Clinton Signs Bill Ending Wool, Mohair Subsidies
WASHINGTON (AP) _ A bill ending a 40-year government subsidy for wool and mohair production was signed into law Monday by President Clinton, who called it a step in his effort to streamline government.
The subsidies had been provided when materials for uniforms and gloves were deemed ″strategic materials″ by the Pentagon. The subsidies continued, even though the Pentagon took them off its strategic materials list in 1960, Clinton said in signing the legislation.
″There is no justification for maintaining this program on the books,″ Clinton said in a statement.
The subsidies will be phased down until the end of 1995, when they will be ended. The move will save the government $514 million between now and 1998, the administration claims.
Ending the subsidies was included among the recommendations in a $10 billion package of spending cuts and other cost-saving moves sent to Congress by Clinton last month.
The White House calls it its ″reinventing government″ program.
″The legislation ... eliminates an outdated program, reduces the deficit and affirms for the American people our commitment to change,″ Clinton said.

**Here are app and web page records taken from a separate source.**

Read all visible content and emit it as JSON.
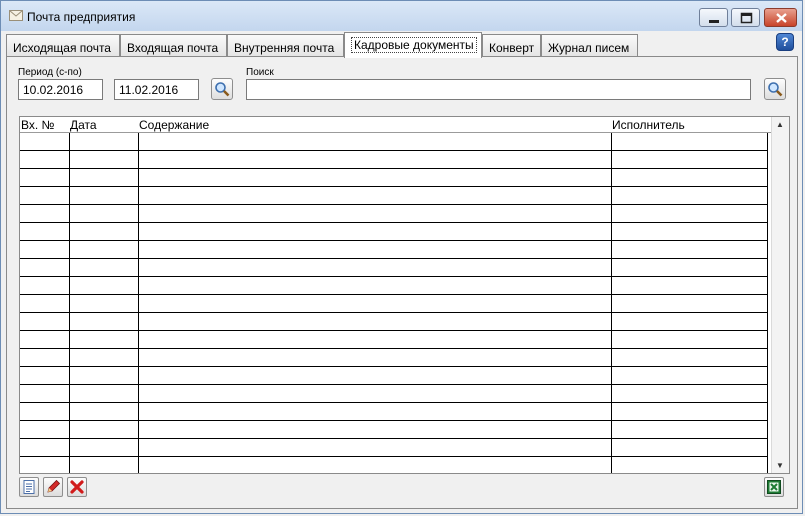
{
  "window": {
    "title": "Почта предприятия"
  },
  "tabs": [
    {
      "label": "Исходящая почта"
    },
    {
      "label": "Входящая почта"
    },
    {
      "label": "Внутренняя почта"
    },
    {
      "label": "Кадровые документы"
    },
    {
      "label": "Конверт"
    },
    {
      "label": "Журнал писем"
    }
  ],
  "active_tab": "Кадровые документы",
  "help": {
    "label": "?"
  },
  "filters": {
    "period_label": "Период (с-по)",
    "date_from": "10.02.2016",
    "date_to": "11.02.2016",
    "search_label": "Поиск",
    "search_value": ""
  },
  "table": {
    "columns": [
      "Вх. №",
      "Дата",
      "Содержание",
      "Исполнитель"
    ],
    "rows": [
      [
        "",
        "",
        "",
        ""
      ],
      [
        "",
        "",
        "",
        ""
      ],
      [
        "",
        "",
        "",
        ""
      ],
      [
        "",
        "",
        "",
        ""
      ],
      [
        "",
        "",
        "",
        ""
      ],
      [
        "",
        "",
        "",
        ""
      ],
      [
        "",
        "",
        "",
        ""
      ],
      [
        "",
        "",
        "",
        ""
      ],
      [
        "",
        "",
        "",
        ""
      ],
      [
        "",
        "",
        "",
        ""
      ],
      [
        "",
        "",
        "",
        ""
      ],
      [
        "",
        "",
        "",
        ""
      ],
      [
        "",
        "",
        "",
        ""
      ],
      [
        "",
        "",
        "",
        ""
      ],
      [
        "",
        "",
        "",
        ""
      ],
      [
        "",
        "",
        "",
        ""
      ],
      [
        "",
        "",
        "",
        ""
      ],
      [
        "",
        "",
        "",
        ""
      ]
    ]
  },
  "icons": {
    "app": "envelope-icon",
    "minimize": "minimize-icon",
    "maximize": "maximize-icon",
    "close": "close-icon",
    "help": "help-icon",
    "search": "magnifier-icon",
    "new": "document-icon",
    "edit": "pencil-icon",
    "delete": "red-x-icon",
    "export": "excel-icon"
  },
  "colors": {
    "titlebar": "#c3d6ee",
    "close_button": "#c8442a",
    "help_button": "#1f4f9c",
    "excel_green": "#1e7b34"
  }
}
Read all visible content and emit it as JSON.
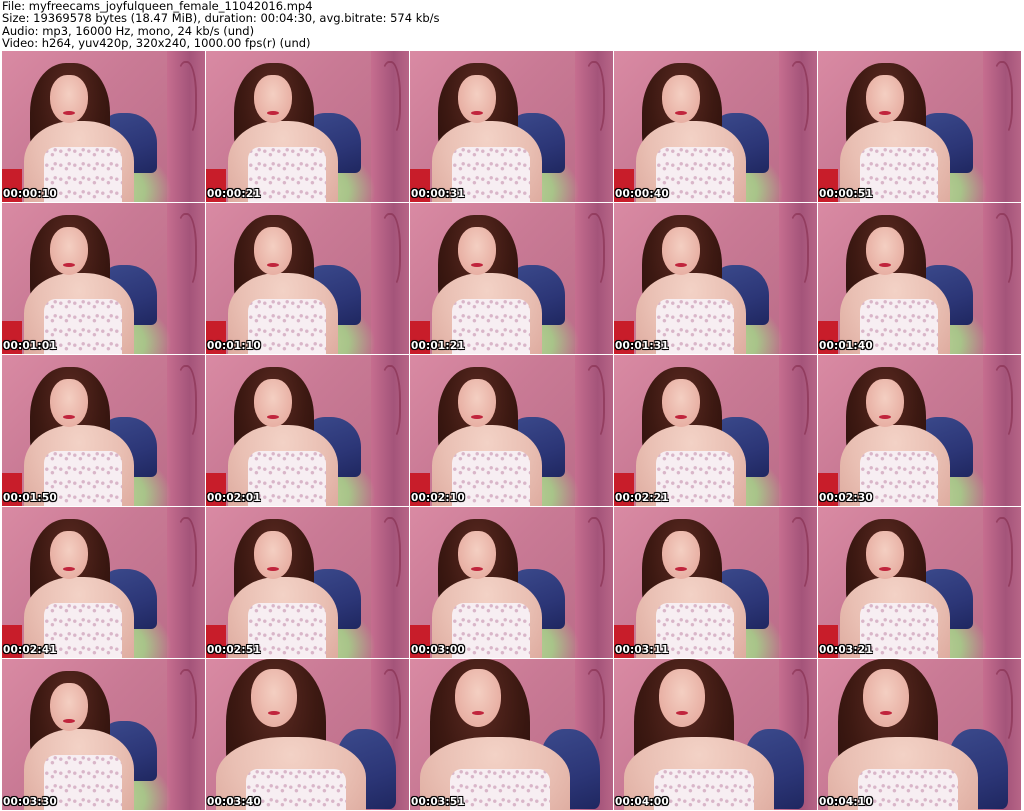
{
  "header": {
    "file_line": "File: myfreecams_joyfulqueen_female_11042016.mp4",
    "size_line": "Size: 19369578 bytes (18.47 MiB), duration: 00:04:30, avg.bitrate: 574 kb/s",
    "audio_line": "Audio: mp3, 16000 Hz, mono, 24 kb/s (und)",
    "video_line": "Video: h264, yuv420p, 320x240, 1000.00 fps(r) (und)"
  },
  "thumbnails": [
    {
      "timestamp": "00:00:10",
      "shot": "mid"
    },
    {
      "timestamp": "00:00:21",
      "shot": "mid"
    },
    {
      "timestamp": "00:00:31",
      "shot": "mid"
    },
    {
      "timestamp": "00:00:40",
      "shot": "mid"
    },
    {
      "timestamp": "00:00:51",
      "shot": "mid"
    },
    {
      "timestamp": "00:01:01",
      "shot": "mid"
    },
    {
      "timestamp": "00:01:10",
      "shot": "mid"
    },
    {
      "timestamp": "00:01:21",
      "shot": "mid"
    },
    {
      "timestamp": "00:01:31",
      "shot": "mid"
    },
    {
      "timestamp": "00:01:40",
      "shot": "mid"
    },
    {
      "timestamp": "00:01:50",
      "shot": "mid"
    },
    {
      "timestamp": "00:02:01",
      "shot": "mid"
    },
    {
      "timestamp": "00:02:10",
      "shot": "mid"
    },
    {
      "timestamp": "00:02:21",
      "shot": "mid"
    },
    {
      "timestamp": "00:02:30",
      "shot": "mid"
    },
    {
      "timestamp": "00:02:41",
      "shot": "mid"
    },
    {
      "timestamp": "00:02:51",
      "shot": "mid"
    },
    {
      "timestamp": "00:03:00",
      "shot": "mid"
    },
    {
      "timestamp": "00:03:11",
      "shot": "mid"
    },
    {
      "timestamp": "00:03:21",
      "shot": "mid"
    },
    {
      "timestamp": "00:03:30",
      "shot": "mid"
    },
    {
      "timestamp": "00:03:40",
      "shot": "close"
    },
    {
      "timestamp": "00:03:51",
      "shot": "close"
    },
    {
      "timestamp": "00:04:00",
      "shot": "close"
    },
    {
      "timestamp": "00:04:10",
      "shot": "close"
    }
  ]
}
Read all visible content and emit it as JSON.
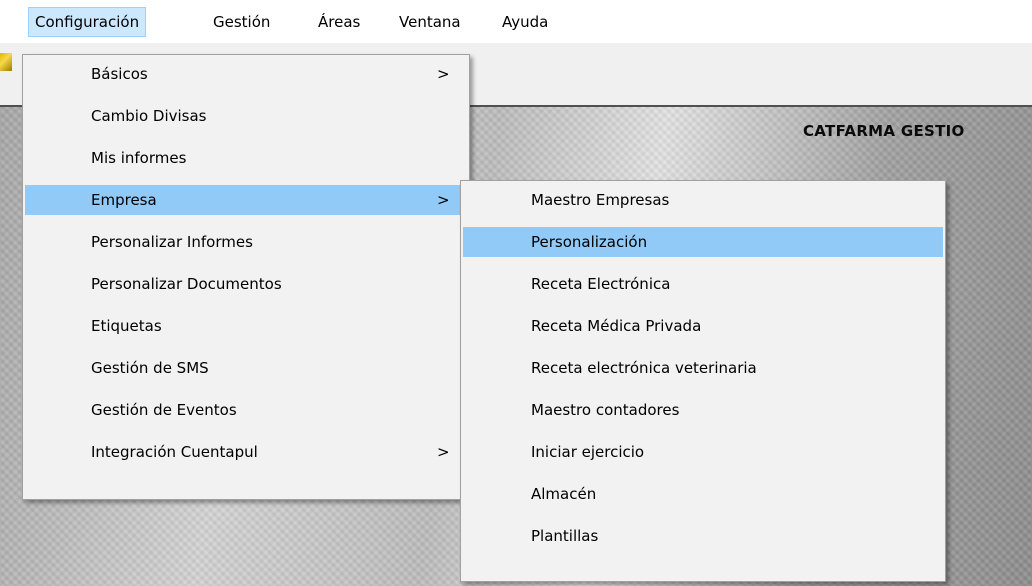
{
  "menubar": {
    "items": [
      "Configuración",
      "Gestión",
      "Áreas",
      "Ventana",
      "Ayuda"
    ]
  },
  "app": {
    "title": "CATFARMA GESTIO"
  },
  "menu_config": {
    "items": [
      {
        "label": "Básicos",
        "arrow": ">"
      },
      {
        "label": "Cambio Divisas",
        "arrow": ""
      },
      {
        "label": "Mis informes",
        "arrow": ""
      },
      {
        "label": "Empresa",
        "arrow": ">"
      },
      {
        "label": "Personalizar Informes",
        "arrow": ""
      },
      {
        "label": "Personalizar Documentos",
        "arrow": ""
      },
      {
        "label": "Etiquetas",
        "arrow": ""
      },
      {
        "label": "Gestión de SMS",
        "arrow": ""
      },
      {
        "label": "Gestión de Eventos",
        "arrow": ""
      },
      {
        "label": "Integración Cuentapul",
        "arrow": ">"
      }
    ]
  },
  "menu_empresa": {
    "items": [
      "Maestro Empresas",
      "Personalización",
      "Receta Electrónica",
      "Receta Médica Privada",
      "Receta electrónica veterinaria",
      "Maestro contadores",
      "Iniciar ejercicio",
      "Almacén",
      "Plantillas"
    ]
  },
  "colors": {
    "highlight": "#91c9f7",
    "menubar_active": "#cce8ff"
  }
}
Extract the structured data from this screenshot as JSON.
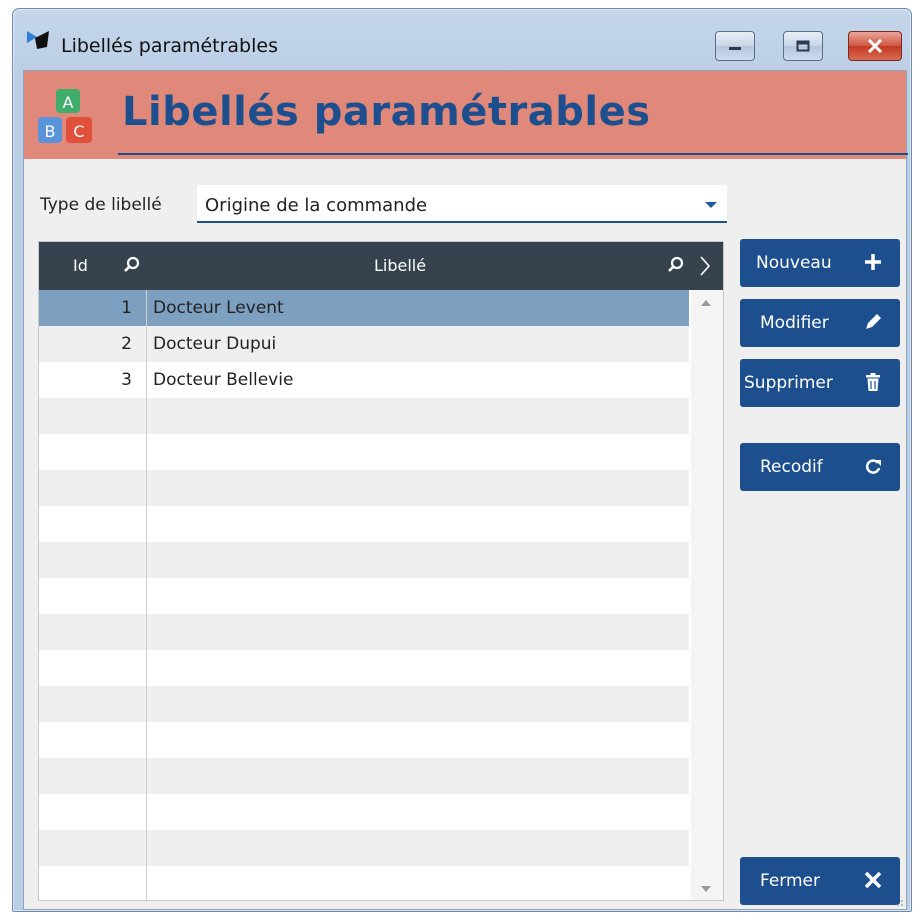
{
  "window": {
    "title": "Libellés paramétrables",
    "controls": {
      "minimize": "minimize",
      "maximize": "maximize",
      "close": "close"
    }
  },
  "banner": {
    "title": "Libellés paramétrables",
    "icon_letters": [
      "A",
      "B",
      "C"
    ],
    "icon_colors": [
      "#3fae6c",
      "#5b93d8",
      "#e0503a"
    ]
  },
  "filter": {
    "label": "Type de libellé",
    "value": "Origine de la commande"
  },
  "grid": {
    "columns": [
      "Id",
      "Libellé"
    ],
    "rows": [
      {
        "id": "1",
        "libelle": "Docteur Levent",
        "selected": true
      },
      {
        "id": "2",
        "libelle": "Docteur Dupui",
        "selected": false
      },
      {
        "id": "3",
        "libelle": "Docteur Bellevie",
        "selected": false
      }
    ],
    "empty_rows": 14
  },
  "actions": {
    "nouveau": "Nouveau",
    "modifier": "Modifier",
    "supprimer": "Supprimer",
    "recodif": "Recodif",
    "fermer": "Fermer"
  },
  "colors": {
    "banner": "#e0897a",
    "accent": "#1d4f8e",
    "header": "#36434e",
    "selected_row": "#7d9fc0"
  }
}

So far, Clinton has been less successful in persuading Congress to eliminate a $6.5-million-a-year subsidy to honey bee farmers that dates back to World War II - and which Clinton used in his campaign as a sign of government waste.